● **Input for this task**:
-----

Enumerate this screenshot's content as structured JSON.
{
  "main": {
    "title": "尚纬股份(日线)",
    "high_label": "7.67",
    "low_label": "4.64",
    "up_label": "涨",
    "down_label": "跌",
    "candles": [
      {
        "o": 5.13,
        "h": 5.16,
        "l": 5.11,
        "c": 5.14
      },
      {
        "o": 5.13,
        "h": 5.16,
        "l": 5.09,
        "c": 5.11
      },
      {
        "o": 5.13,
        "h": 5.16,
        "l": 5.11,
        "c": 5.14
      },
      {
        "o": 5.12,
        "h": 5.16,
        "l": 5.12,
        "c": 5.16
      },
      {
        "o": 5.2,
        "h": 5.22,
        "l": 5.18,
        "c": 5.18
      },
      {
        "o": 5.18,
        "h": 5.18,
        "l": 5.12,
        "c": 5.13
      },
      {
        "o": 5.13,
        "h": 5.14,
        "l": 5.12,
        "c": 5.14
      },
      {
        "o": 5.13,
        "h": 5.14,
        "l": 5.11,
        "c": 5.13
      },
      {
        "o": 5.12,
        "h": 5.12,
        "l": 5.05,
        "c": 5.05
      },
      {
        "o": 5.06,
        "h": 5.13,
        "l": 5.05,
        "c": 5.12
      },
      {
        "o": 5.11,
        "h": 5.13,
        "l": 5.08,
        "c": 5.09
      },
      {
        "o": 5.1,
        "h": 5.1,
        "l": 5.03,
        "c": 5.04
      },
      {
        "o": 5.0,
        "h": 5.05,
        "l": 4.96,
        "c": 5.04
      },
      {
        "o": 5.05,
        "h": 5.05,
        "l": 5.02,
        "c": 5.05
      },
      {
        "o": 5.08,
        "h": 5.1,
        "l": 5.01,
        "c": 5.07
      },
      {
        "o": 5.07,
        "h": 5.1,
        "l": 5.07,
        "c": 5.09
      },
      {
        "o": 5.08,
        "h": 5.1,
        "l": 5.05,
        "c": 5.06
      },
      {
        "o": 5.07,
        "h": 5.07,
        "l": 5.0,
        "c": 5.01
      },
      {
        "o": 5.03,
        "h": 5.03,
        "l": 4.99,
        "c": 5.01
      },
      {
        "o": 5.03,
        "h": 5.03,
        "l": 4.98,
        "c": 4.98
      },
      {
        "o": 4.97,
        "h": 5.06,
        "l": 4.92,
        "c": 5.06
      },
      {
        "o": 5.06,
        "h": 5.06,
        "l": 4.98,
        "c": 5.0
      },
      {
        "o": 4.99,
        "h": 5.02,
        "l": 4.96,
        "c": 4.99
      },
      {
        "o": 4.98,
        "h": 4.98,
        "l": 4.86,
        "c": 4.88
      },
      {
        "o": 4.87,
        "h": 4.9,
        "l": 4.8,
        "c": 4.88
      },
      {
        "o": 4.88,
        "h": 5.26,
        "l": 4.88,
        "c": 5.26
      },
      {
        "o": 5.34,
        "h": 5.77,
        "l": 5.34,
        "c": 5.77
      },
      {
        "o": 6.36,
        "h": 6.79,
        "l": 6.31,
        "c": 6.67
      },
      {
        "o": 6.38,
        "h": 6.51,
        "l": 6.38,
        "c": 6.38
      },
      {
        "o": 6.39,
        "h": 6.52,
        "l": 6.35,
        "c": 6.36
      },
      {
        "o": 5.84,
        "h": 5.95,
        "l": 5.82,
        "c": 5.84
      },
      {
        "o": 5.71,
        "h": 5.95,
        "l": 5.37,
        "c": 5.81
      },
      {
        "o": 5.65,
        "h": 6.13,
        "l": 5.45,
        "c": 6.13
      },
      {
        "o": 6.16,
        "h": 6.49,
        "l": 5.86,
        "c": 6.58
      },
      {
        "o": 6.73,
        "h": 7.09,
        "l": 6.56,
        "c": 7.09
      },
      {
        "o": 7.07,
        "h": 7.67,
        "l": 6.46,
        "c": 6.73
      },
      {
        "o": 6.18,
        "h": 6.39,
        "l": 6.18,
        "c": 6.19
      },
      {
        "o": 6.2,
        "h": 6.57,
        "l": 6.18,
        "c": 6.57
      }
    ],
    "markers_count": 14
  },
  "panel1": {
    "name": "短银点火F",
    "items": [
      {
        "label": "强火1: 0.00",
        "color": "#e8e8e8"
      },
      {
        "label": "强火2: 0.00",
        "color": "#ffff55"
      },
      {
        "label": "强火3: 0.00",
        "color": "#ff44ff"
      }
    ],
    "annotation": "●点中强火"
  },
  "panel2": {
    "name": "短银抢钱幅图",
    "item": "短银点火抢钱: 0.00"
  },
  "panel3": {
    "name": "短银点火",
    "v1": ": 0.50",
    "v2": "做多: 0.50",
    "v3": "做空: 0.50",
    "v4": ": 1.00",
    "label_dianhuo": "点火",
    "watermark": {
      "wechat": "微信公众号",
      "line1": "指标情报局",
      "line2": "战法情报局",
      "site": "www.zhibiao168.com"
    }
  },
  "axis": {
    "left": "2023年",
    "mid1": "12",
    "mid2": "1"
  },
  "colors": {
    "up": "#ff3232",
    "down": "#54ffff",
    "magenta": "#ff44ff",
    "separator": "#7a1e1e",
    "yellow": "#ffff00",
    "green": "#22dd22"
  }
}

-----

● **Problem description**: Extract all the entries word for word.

● **Solution to this exercise**:
Enumerate this screenshot's content as structured JSON.
{
  "main": {
    "title": "尚纬股份(日线)",
    "high_label": "7.67",
    "low_label": "4.64",
    "up_label": "涨",
    "down_label": "跌",
    "candles": [
      {
        "o": 5.13,
        "h": 5.16,
        "l": 5.11,
        "c": 5.14
      },
      {
        "o": 5.13,
        "h": 5.16,
        "l": 5.09,
        "c": 5.11
      },
      {
        "o": 5.13,
        "h": 5.16,
        "l": 5.11,
        "c": 5.14
      },
      {
        "o": 5.12,
        "h": 5.16,
        "l": 5.12,
        "c": 5.16
      },
      {
        "o": 5.2,
        "h": 5.22,
        "l": 5.18,
        "c": 5.18
      },
      {
        "o": 5.18,
        "h": 5.18,
        "l": 5.12,
        "c": 5.13
      },
      {
        "o": 5.13,
        "h": 5.14,
        "l": 5.12,
        "c": 5.14
      },
      {
        "o": 5.13,
        "h": 5.14,
        "l": 5.11,
        "c": 5.13
      },
      {
        "o": 5.12,
        "h": 5.12,
        "l": 5.05,
        "c": 5.05
      },
      {
        "o": 5.06,
        "h": 5.13,
        "l": 5.05,
        "c": 5.12
      },
      {
        "o": 5.11,
        "h": 5.13,
        "l": 5.08,
        "c": 5.09
      },
      {
        "o": 5.1,
        "h": 5.1,
        "l": 5.03,
        "c": 5.04
      },
      {
        "o": 5.0,
        "h": 5.05,
        "l": 4.96,
        "c": 5.04
      },
      {
        "o": 5.05,
        "h": 5.05,
        "l": 5.02,
        "c": 5.05
      },
      {
        "o": 5.08,
        "h": 5.1,
        "l": 5.01,
        "c": 5.07
      },
      {
        "o": 5.07,
        "h": 5.1,
        "l": 5.07,
        "c": 5.09
      },
      {
        "o": 5.08,
        "h": 5.1,
        "l": 5.05,
        "c": 5.06
      },
      {
        "o": 5.07,
        "h": 5.07,
        "l": 5.0,
        "c": 5.01
      },
      {
        "o": 5.03,
        "h": 5.03,
        "l": 4.99,
        "c": 5.01
      },
      {
        "o": 5.03,
        "h": 5.03,
        "l": 4.98,
        "c": 4.98
      },
      {
        "o": 4.97,
        "h": 5.06,
        "l": 4.92,
        "c": 5.06
      },
      {
        "o": 5.06,
        "h": 5.06,
        "l": 4.98,
        "c": 5.0
      },
      {
        "o": 4.99,
        "h": 5.02,
        "l": 4.96,
        "c": 4.99
      },
      {
        "o": 4.98,
        "h": 4.98,
        "l": 4.86,
        "c": 4.88
      },
      {
        "o": 4.87,
        "h": 4.9,
        "l": 4.8,
        "c": 4.88
      },
      {
        "o": 4.88,
        "h": 5.26,
        "l": 4.88,
        "c": 5.26
      },
      {
        "o": 5.34,
        "h": 5.77,
        "l": 5.34,
        "c": 5.77
      },
      {
        "o": 6.36,
        "h": 6.79,
        "l": 6.31,
        "c": 6.67
      },
      {
        "o": 6.38,
        "h": 6.51,
        "l": 6.38,
        "c": 6.38
      },
      {
        "o": 6.39,
        "h": 6.52,
        "l": 6.35,
        "c": 6.36
      },
      {
        "o": 5.84,
        "h": 5.95,
        "l": 5.82,
        "c": 5.84
      },
      {
        "o": 5.71,
        "h": 5.95,
        "l": 5.37,
        "c": 5.81
      },
      {
        "o": 5.65,
        "h": 6.13,
        "l": 5.45,
        "c": 6.13
      },
      {
        "o": 6.16,
        "h": 6.49,
        "l": 5.86,
        "c": 6.58
      },
      {
        "o": 6.73,
        "h": 7.09,
        "l": 6.56,
        "c": 7.09
      },
      {
        "o": 7.07,
        "h": 7.67,
        "l": 6.46,
        "c": 6.73
      },
      {
        "o": 6.18,
        "h": 6.39,
        "l": 6.18,
        "c": 6.19
      },
      {
        "o": 6.2,
        "h": 6.57,
        "l": 6.18,
        "c": 6.57
      }
    ],
    "markers_count": 14
  },
  "panel1": {
    "name": "短银点火F",
    "items": [
      {
        "label": "强火1: 0.00",
        "color": "#e8e8e8"
      },
      {
        "label": "强火2: 0.00",
        "color": "#ffff55"
      },
      {
        "label": "强火3: 0.00",
        "color": "#ff44ff"
      }
    ],
    "annotation": "●点中强火"
  },
  "panel2": {
    "name": "短银抢钱幅图",
    "item": "短银点火抢钱: 0.00"
  },
  "panel3": {
    "name": "短银点火",
    "v1": ": 0.50",
    "v2": "做多: 0.50",
    "v3": "做空: 0.50",
    "v4": ": 1.00",
    "label_dianhuo": "点火",
    "watermark": {
      "wechat": "微信公众号",
      "line1": "指标情报局",
      "line2": "战法情报局",
      "site": "www.zhibiao168.com"
    }
  },
  "axis": {
    "left": "2023年",
    "mid1": "12",
    "mid2": "1"
  },
  "colors": {
    "up": "#ff3232",
    "down": "#54ffff",
    "magenta": "#ff44ff",
    "separator": "#7a1e1e",
    "yellow": "#ffff00",
    "green": "#22dd22"
  }
}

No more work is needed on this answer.